How to Account for Products Bought for Resale

Whether your business is driven by product resale or selling components with accompanying services, it’s necessary to account for inventory. Special rules apply to inventory accounting, even for a smaller operation maintaining cash basis books that record expenditures as they are paid.

Financial trail

Inventory is defined as merchandise your business obtains for the purpose of selling to customers. Accounting for expenditures for these items is not considered a business expense until the merchandise is sold. Rather, the cost for resale merchandise is recorded on the company balance sheet as inventory. The business merely exchanges a cash asset for inventory assets.

Inventory appears on the balance sheet at its cost, not its retail value. When inventory is sold, the cost for these items is transferred from the balance sheet to the income statement as “cost of goods sold.”

The cost of inventory includes delivery. So purchasing 1,000 units of item “X” for $3,000 plus $50 in shipping expenses results in a cost of $3.05 per item. When one hundred items are sold, inventory is reduced by $305.00 and cost of goods sold is increased by the same amount.

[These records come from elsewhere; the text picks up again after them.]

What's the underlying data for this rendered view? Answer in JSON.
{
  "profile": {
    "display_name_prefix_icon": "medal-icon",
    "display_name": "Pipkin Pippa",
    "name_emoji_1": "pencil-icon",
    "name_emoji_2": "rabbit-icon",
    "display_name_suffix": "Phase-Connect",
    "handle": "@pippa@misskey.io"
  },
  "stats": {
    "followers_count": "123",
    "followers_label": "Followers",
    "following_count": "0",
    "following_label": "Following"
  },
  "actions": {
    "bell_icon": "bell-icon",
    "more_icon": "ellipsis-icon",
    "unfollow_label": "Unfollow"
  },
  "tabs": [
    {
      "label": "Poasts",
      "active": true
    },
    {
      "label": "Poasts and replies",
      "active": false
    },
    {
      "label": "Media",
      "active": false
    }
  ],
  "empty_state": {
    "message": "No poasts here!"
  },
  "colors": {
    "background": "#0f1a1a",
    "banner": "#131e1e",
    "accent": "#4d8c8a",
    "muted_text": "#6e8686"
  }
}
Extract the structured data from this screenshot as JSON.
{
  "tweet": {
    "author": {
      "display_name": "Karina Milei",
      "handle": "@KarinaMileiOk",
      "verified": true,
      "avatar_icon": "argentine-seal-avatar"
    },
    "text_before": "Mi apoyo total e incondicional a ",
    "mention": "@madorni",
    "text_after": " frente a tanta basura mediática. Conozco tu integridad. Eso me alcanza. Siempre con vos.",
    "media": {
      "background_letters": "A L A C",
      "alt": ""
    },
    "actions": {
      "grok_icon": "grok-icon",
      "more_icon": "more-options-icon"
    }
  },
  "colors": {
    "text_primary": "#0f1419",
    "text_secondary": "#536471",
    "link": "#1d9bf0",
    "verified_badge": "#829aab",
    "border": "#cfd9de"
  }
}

The circumstances clearly become complex if cost for the same item changes. Acquiring another one hundred units of item “X” for $320 plus $15 for shipping results in $3.35 per unit added to inventory. When two hundred more items are sold, confusion reigns.

The default accounting method for variable inventory unit costs is called FICO-an acronym for First In, First Out. Accordingly, the cost for the two hundred sold items is $3.05 each. You’re still selling from your original 1,000-item batch. But if you’re selling 1,000 items, the first nine hundred are the remaining units from the original batch and the next one hundred are from the second batch, and have a cost of $3.35 each.

Simplifying inventory

All small businesses should consider an inventory tracking system. The “periodic” system places all inventory purchases in a “cost of goods sold” account, a temporary holding station. At the end of an accounting period – at least annually – a physical inventory count is taken, and the known inventory cost is recorded on the balance sheet. The difference between inventory figures from one period and those of the next offsets the cost of goods sold, so the purchases no longer belong in a temporary holding station. The difficulty in this method is assigning differential costs for units acquired at various prices; however, it’s satisfactory for smaller companies with few types of inventory items and little fluctuation in cost.

By contrast, “perpetual” systems continuously update the costs for all units on hand in the inventory account. Most accounting software will automate these systems, which are superior for tracking inventory in stock, as they constantly update the income statement for true FICO cost as items are sold.

Learning the data entry steps for these programs is challenging, but for larger organizations with multiple components of inventory, the output is certainly worth the effort.

It’s Easy to Account for an Asset Buy and Its Loan

Borrowing to acquire fixed assets is a widespread practice among small businesses, but it gets confusing when the business doesn’t account for the entire cost when it makes the purchase, but instead accounts for much of it when paying back the loan used to buy the assets.

In fact, companies are considered to have paid the full cost for an asset even if they take on debt to buy it. When a fixed asset is acquired, the bookkeeping process requires a journal entry.

An asset account on one side of the balance sheet is increased for the entire cost. On the other side is the addition of a note payable for the funds borrowed to buy the asset. A down payment made with company funds is the difference between asset cost and loan amount. This reduction in the cash asset balances the journal entry.

How it works

For example, consider a $10,000 equipment purchase that’s paid by $2,000 of company cash and $8,000 of borrowed money. A journal entry increases equipment assets (a $10,000 debit) while decreasing cash asset (a $2,000 credit) as well as increasing notes payable (an $8,000 credit).

Sometimes, owners are confused about where to account for their expenditures on loan payments. However, after accounting for the portion that is interest expense, each loan payment is simply applied to the note payable liability.

The takeaway: Loan principal is neither an expense nor an addition to the asset. Rather, the full cost of the asset was already recorded upon purchase. Easy!